▸ **Instructions to follow**
Every line below should be copied exactly; drop the pictures.
(Task material begins)
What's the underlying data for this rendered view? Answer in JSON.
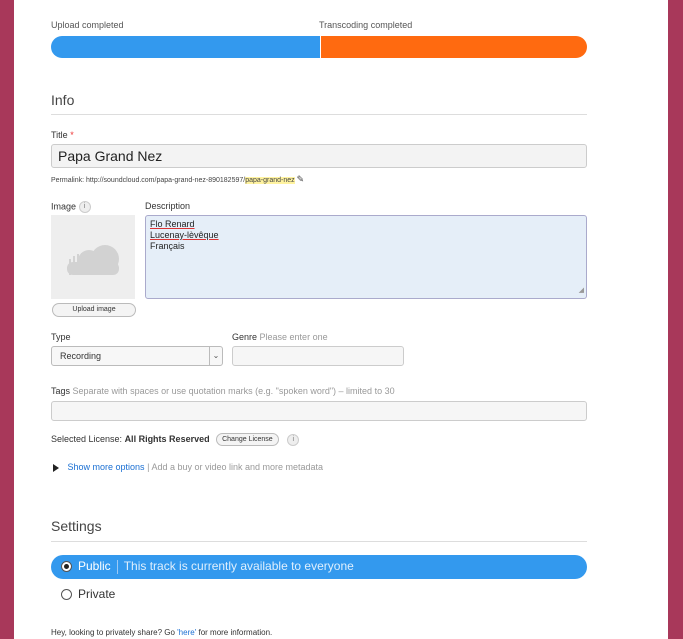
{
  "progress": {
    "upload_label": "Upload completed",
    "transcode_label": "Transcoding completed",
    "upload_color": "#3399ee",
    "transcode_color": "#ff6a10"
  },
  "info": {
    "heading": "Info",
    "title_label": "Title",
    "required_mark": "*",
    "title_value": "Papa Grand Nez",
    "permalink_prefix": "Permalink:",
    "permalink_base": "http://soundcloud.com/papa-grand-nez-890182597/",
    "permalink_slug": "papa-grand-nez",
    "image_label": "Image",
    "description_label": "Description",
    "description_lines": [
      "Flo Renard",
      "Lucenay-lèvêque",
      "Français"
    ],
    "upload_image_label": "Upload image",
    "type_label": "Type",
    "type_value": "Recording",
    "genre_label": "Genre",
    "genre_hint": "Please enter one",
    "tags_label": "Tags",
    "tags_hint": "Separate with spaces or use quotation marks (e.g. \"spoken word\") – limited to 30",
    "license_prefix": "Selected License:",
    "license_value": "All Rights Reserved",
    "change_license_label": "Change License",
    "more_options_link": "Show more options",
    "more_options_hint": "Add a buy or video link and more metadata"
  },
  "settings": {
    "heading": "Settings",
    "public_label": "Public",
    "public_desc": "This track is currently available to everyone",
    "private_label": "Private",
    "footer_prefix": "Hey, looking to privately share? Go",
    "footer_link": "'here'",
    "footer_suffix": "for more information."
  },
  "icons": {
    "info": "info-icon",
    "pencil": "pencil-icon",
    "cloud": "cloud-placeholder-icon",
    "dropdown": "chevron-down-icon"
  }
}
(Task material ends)
▸ **Answer area**
What's the underlying data for this rendered view? Answer in JSON.
{
  "progress": {
    "upload_label": "Upload completed",
    "transcode_label": "Transcoding completed",
    "upload_color": "#3399ee",
    "transcode_color": "#ff6a10"
  },
  "info": {
    "heading": "Info",
    "title_label": "Title",
    "required_mark": "*",
    "title_value": "Papa Grand Nez",
    "permalink_prefix": "Permalink:",
    "permalink_base": "http://soundcloud.com/papa-grand-nez-890182597/",
    "permalink_slug": "papa-grand-nez",
    "image_label": "Image",
    "description_label": "Description",
    "description_lines": [
      "Flo Renard",
      "Lucenay-lèvêque",
      "Français"
    ],
    "upload_image_label": "Upload image",
    "type_label": "Type",
    "type_value": "Recording",
    "genre_label": "Genre",
    "genre_hint": "Please enter one",
    "tags_label": "Tags",
    "tags_hint": "Separate with spaces or use quotation marks (e.g. \"spoken word\") – limited to 30",
    "license_prefix": "Selected License:",
    "license_value": "All Rights Reserved",
    "change_license_label": "Change License",
    "more_options_link": "Show more options",
    "more_options_hint": "Add a buy or video link and more metadata"
  },
  "settings": {
    "heading": "Settings",
    "public_label": "Public",
    "public_desc": "This track is currently available to everyone",
    "private_label": "Private",
    "footer_prefix": "Hey, looking to privately share? Go",
    "footer_link": "'here'",
    "footer_suffix": "for more information."
  },
  "icons": {
    "info": "info-icon",
    "pencil": "pencil-icon",
    "cloud": "cloud-placeholder-icon",
    "dropdown": "chevron-down-icon"
  }
}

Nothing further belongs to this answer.